>>>>>

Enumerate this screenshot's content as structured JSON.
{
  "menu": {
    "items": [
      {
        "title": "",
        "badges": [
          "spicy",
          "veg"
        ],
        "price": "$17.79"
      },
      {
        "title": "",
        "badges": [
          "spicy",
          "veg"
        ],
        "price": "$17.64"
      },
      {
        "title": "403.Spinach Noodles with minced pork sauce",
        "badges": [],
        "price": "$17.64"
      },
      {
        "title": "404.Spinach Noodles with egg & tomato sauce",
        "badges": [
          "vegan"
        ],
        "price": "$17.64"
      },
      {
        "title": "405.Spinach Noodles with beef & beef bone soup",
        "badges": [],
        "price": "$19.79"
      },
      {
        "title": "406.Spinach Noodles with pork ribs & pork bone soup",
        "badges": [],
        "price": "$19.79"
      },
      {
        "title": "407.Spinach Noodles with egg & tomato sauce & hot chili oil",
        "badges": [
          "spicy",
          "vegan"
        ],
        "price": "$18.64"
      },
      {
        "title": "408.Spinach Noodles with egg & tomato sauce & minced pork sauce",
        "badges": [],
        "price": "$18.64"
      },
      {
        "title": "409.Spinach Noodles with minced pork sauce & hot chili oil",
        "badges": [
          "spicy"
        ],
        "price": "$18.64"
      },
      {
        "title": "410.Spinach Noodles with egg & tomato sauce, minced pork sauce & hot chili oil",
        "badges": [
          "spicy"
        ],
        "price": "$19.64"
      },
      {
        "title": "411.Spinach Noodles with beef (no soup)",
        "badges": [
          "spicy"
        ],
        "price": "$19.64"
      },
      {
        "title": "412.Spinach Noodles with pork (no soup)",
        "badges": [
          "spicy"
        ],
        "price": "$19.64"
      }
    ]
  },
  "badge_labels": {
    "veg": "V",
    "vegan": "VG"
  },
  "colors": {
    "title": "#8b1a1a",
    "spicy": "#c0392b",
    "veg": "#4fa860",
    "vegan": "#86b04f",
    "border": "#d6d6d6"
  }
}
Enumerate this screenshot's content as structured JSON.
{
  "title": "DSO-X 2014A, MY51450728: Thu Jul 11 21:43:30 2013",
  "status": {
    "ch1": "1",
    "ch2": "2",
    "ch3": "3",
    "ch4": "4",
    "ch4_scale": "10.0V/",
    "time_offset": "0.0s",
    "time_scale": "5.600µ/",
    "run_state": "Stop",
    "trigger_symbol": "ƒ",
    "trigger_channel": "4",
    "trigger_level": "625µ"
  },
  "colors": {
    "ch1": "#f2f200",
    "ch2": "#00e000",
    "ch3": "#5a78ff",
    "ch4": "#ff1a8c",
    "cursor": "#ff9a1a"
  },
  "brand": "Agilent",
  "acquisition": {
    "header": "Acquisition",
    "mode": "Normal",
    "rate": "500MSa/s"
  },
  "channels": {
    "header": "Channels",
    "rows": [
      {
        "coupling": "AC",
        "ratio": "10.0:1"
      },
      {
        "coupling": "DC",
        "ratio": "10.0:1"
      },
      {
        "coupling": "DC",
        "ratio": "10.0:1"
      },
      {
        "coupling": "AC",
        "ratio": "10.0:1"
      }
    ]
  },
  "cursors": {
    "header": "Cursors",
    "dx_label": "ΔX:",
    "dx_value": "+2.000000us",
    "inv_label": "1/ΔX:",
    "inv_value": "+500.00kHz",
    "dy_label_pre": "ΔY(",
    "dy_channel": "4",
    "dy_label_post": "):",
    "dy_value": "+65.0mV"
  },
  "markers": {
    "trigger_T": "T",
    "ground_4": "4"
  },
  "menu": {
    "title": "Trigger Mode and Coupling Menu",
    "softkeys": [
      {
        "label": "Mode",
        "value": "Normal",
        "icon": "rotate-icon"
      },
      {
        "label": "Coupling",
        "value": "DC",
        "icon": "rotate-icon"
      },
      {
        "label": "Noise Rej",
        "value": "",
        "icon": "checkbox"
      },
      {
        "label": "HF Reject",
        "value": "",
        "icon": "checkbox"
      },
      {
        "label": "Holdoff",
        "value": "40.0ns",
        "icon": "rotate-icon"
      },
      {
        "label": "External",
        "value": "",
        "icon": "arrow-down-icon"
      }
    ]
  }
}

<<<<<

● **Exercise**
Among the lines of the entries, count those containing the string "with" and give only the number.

● **Answer to this problem**
10